Should Your Elderly Parent Be Living Alone? 6 Signs That They Need More Help
Everyone ages differently. As we get older (and often much earlier than we’d like) we start to face physical challenges and new demands on our bodies. Unfortunately, there’s no playbook for these. Some 70-year-olds are as fit as they were in their 40s (sometimes, even fitter) while some 50-year-olds struggle with basic tasks. These differences can make it hard to know what’s best for our older relatives. It’s hard to know when they should no longer live alone or when they need more support. There are, however, some obvious warning signs that you should look out for.
A Decline in Personal Hygiene
One of the first, and most obvious signs that your parents are struggling to take care of themselves is a decline in hygiene. They may stop taking care of themselves or taking as much pride in their appearance. They might start to look unkempt or even smell bad.
The good news is this isn’t always a sign of severe cognitive decline. Sometimes, it’s less a sign of memory problems and cognitive issues, and more a case of them not being able to physically get in and out of the bath and being too embarrassed to ask for help. Communities like McKnight Place offer a range of senior care options, to make sure that your parents get the support that they need when they are ready to move out of their homes.
A Lack of Social Life
Loneliness is one of the most common issues as we get older. If your parent is spending more and more time alone, it’s bad for their mental health, but it also puts a lot of pressure on you and your family. A move to assisted living can be the ideal solution.
Forgetfulness is another common sign that they might be struggling to live alone. If they are forgetting small things like names and dates, you will naturally start to worry about other things they might forget, like keeping appointments and taking medication.
An Increasingly Messy Home
It’s common to be a little messy sometimes, especially when we live alone, but if things are piling up, plates aren’t washed, dust is abundant and the post isn’t being opened, it might be time to worry.
Frequent Falls and Injuries
We all trip once in a while, but as we get older, we can struggle with both mobility and balance. If your loved one is falling often, or these falls are becoming more serious and lead to injuries, they might need more help with things like getting dressed.
Weight loss can be a sign that your parent isn’t feeding themselves properly, is struggling to stand for long enough to cook, or is forgetting to eat entirely.
One of the most common signs that it’s time to make a change is quite simply that your parent is unhappy and regularly struggling with a low mood.

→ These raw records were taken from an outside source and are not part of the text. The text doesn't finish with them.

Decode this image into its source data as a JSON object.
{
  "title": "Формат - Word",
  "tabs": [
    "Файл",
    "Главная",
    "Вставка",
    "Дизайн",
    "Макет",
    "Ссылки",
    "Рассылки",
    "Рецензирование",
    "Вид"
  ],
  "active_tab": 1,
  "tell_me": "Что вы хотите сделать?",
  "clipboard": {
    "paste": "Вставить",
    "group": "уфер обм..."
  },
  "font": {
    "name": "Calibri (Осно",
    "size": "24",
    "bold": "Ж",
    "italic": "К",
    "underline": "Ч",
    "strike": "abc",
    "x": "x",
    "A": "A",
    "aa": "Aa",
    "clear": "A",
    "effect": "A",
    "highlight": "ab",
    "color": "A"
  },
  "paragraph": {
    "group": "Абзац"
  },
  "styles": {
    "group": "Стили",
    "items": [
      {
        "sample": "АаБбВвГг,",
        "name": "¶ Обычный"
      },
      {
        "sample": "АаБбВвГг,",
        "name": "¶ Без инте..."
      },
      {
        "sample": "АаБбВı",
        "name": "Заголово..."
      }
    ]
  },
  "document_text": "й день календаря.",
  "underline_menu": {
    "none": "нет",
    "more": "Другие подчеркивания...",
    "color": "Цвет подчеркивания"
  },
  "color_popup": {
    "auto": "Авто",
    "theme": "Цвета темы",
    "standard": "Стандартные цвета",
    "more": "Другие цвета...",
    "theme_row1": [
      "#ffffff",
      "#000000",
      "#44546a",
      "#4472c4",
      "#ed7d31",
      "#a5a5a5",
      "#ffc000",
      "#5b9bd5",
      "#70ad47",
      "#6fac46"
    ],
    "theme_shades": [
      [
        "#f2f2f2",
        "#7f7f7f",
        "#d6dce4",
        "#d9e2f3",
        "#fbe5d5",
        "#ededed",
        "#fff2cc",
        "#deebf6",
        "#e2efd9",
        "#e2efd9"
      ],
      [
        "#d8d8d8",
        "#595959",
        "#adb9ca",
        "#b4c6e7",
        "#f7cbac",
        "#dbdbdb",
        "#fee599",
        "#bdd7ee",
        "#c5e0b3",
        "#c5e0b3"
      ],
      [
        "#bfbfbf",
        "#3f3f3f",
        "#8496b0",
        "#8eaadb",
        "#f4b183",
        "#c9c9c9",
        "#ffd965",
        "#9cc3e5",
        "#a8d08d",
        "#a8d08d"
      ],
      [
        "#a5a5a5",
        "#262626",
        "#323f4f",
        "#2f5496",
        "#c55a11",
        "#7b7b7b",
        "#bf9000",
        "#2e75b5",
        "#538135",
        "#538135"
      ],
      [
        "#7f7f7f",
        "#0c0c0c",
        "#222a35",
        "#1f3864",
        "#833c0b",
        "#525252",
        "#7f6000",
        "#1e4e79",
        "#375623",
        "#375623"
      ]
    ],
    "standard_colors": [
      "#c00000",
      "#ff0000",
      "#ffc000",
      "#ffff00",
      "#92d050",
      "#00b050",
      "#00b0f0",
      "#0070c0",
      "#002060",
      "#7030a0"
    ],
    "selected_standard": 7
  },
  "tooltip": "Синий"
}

Not being able to live at home alone anymore isn’t the beginning of the end. In fact, many seniors that move into assisted or independent living communities go on to have a much happier, healthier, and longer life than they would living alone. For many, it’s the start of something new and exciting, and certainly not an end.